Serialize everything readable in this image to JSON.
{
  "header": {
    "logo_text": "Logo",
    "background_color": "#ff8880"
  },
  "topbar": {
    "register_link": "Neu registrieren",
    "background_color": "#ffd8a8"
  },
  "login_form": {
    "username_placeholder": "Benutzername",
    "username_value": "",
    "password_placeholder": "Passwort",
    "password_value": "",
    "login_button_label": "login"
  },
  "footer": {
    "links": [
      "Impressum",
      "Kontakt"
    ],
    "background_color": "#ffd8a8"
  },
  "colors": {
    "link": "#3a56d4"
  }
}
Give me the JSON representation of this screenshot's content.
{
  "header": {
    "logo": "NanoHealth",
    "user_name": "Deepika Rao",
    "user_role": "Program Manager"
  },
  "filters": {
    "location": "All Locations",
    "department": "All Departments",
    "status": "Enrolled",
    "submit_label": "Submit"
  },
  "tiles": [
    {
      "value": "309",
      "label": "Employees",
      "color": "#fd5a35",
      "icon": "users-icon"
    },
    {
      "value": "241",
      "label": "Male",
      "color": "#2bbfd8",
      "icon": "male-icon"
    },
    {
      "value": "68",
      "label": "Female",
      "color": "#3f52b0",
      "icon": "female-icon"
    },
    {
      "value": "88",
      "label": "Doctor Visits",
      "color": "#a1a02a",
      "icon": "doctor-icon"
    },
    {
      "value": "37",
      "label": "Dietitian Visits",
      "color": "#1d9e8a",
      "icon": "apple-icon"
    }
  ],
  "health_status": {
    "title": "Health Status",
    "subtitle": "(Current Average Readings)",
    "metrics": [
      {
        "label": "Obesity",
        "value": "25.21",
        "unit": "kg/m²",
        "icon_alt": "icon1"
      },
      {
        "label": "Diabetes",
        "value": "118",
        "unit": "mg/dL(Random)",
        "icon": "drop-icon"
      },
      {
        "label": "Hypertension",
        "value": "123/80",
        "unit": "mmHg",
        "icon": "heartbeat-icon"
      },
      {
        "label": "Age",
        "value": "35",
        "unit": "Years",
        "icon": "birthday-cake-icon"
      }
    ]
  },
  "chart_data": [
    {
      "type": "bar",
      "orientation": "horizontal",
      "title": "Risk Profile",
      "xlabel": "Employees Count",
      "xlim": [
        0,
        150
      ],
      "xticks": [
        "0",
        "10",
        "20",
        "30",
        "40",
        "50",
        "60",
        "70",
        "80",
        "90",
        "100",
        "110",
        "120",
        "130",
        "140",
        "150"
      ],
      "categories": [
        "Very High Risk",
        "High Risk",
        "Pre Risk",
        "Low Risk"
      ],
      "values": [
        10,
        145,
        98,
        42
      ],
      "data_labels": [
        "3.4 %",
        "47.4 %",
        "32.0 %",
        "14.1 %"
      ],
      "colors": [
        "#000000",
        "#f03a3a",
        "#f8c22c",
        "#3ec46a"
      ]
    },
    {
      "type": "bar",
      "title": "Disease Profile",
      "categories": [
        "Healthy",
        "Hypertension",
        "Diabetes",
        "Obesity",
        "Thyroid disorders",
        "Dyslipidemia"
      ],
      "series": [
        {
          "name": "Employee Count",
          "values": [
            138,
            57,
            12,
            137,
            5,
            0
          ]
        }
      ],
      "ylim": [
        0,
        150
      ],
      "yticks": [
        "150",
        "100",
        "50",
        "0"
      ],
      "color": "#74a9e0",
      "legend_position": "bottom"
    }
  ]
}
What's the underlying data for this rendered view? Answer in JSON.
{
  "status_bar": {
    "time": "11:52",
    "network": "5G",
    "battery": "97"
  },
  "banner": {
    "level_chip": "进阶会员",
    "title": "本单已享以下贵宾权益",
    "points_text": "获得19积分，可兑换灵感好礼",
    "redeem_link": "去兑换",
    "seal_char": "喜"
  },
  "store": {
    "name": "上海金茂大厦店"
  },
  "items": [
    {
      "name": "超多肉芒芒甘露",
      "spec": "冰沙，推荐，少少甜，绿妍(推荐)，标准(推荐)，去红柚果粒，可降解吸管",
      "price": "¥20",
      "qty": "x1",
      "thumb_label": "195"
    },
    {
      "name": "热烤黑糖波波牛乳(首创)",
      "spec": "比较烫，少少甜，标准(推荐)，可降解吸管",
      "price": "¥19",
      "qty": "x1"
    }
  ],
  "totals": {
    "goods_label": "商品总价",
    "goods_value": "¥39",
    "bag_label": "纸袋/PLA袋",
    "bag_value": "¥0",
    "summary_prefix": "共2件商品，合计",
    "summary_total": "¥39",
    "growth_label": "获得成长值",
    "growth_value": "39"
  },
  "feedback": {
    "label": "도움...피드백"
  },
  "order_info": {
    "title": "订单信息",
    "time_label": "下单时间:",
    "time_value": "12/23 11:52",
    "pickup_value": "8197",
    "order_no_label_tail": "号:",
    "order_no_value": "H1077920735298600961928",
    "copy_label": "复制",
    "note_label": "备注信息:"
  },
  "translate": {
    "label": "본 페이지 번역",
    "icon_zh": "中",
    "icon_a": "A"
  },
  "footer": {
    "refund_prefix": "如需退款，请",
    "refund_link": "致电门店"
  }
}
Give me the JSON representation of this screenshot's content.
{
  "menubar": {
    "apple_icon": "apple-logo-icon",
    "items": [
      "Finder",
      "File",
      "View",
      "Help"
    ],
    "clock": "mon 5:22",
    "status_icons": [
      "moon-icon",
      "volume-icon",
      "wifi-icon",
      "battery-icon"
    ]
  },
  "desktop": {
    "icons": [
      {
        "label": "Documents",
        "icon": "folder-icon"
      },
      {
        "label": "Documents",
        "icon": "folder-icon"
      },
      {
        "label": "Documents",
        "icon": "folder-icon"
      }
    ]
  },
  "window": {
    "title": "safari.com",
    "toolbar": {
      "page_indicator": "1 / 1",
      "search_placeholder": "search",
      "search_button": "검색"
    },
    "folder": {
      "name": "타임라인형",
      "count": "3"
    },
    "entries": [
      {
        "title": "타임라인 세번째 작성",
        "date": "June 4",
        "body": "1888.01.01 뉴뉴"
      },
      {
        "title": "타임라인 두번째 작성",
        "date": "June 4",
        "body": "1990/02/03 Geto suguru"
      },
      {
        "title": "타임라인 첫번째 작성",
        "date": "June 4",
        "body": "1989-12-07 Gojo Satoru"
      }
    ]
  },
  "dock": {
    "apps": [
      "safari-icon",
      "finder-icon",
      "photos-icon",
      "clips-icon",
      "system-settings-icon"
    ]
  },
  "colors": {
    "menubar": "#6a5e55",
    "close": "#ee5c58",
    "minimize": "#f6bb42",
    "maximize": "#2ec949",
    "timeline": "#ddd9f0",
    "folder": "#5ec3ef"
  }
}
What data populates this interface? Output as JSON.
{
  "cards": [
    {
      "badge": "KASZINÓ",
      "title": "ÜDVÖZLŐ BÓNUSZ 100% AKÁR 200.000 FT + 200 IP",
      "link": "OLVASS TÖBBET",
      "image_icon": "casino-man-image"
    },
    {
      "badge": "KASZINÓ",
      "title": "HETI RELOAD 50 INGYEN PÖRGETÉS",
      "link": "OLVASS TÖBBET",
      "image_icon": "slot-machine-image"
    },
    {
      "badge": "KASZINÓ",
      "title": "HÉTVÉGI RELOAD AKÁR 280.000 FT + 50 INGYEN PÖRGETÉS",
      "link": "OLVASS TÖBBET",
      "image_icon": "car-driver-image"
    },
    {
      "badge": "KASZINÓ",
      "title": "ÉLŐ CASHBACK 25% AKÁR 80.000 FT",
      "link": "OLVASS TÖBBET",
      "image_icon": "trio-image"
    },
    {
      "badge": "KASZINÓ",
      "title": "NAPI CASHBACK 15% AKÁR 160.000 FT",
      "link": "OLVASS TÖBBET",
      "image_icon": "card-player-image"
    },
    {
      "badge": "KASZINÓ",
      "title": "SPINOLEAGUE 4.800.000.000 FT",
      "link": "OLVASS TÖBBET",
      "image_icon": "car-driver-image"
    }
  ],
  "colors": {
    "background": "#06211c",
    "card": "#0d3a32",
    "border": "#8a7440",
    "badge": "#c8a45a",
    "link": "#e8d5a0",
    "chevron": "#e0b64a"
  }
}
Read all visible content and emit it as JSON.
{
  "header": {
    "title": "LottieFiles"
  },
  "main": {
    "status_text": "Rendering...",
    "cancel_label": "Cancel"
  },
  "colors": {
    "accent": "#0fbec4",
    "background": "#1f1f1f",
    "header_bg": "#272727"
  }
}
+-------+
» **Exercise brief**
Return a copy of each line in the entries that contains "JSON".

» **The answer**
Serialize everything readable in this image to JSON.
Give me the JSON representation of this screenshot's content.
What's the underlying data for this rendered view? Answer in JSON.
Give me the JSON representation of this screenshot's content.
What data populates this interface? Output as JSON.
Read all visible content and emit it as JSON.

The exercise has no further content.